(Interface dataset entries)
+ + + +

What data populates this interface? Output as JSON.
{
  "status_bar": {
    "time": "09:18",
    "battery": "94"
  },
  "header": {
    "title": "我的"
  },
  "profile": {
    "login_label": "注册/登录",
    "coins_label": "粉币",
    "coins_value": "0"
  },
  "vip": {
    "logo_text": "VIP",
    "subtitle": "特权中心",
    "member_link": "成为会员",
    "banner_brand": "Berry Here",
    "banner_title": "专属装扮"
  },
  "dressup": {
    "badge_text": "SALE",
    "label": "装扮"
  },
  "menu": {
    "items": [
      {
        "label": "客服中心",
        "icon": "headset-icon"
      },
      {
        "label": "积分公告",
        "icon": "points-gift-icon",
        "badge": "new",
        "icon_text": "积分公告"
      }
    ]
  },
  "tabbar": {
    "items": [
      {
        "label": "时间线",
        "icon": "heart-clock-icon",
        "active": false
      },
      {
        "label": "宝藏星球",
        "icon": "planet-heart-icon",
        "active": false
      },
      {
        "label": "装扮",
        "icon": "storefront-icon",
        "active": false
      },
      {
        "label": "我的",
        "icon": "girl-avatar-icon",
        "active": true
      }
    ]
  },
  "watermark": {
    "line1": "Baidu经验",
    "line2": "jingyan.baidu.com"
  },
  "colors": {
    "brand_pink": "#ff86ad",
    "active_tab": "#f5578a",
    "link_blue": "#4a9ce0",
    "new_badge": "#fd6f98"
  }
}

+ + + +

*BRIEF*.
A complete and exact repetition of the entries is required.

*TASK OUTPUT*.
What data populates this interface? Output as JSON.
{
  "status_bar": {
    "time": "09:18",
    "battery": "94"
  },
  "header": {
    "title": "我的"
  },
  "profile": {
    "login_label": "注册/登录",
    "coins_label": "粉币",
    "coins_value": "0"
  },
  "vip": {
    "logo_text": "VIP",
    "subtitle": "特权中心",
    "member_link": "成为会员",
    "banner_brand": "Berry Here",
    "banner_title": "专属装扮"
  },
  "dressup": {
    "badge_text": "SALE",
    "label": "装扮"
  },
  "menu": {
    "items": [
      {
        "label": "客服中心",
        "icon": "headset-icon"
      },
      {
        "label": "积分公告",
        "icon": "points-gift-icon",
        "badge": "new",
        "icon_text": "积分公告"
      }
    ]
  },
  "tabbar": {
    "items": [
      {
        "label": "时间线",
        "icon": "heart-clock-icon",
        "active": false
      },
      {
        "label": "宝藏星球",
        "icon": "planet-heart-icon",
        "active": false
      },
      {
        "label": "装扮",
        "icon": "storefront-icon",
        "active": false
      },
      {
        "label": "我的",
        "icon": "girl-avatar-icon",
        "active": true
      }
    ]
  },
  "watermark": {
    "line1": "Baidu经验",
    "line2": "jingyan.baidu.com"
  },
  "colors": {
    "brand_pink": "#ff86ad",
    "active_tab": "#f5578a",
    "link_blue": "#4a9ce0",
    "new_badge": "#fd6f98"
  }
}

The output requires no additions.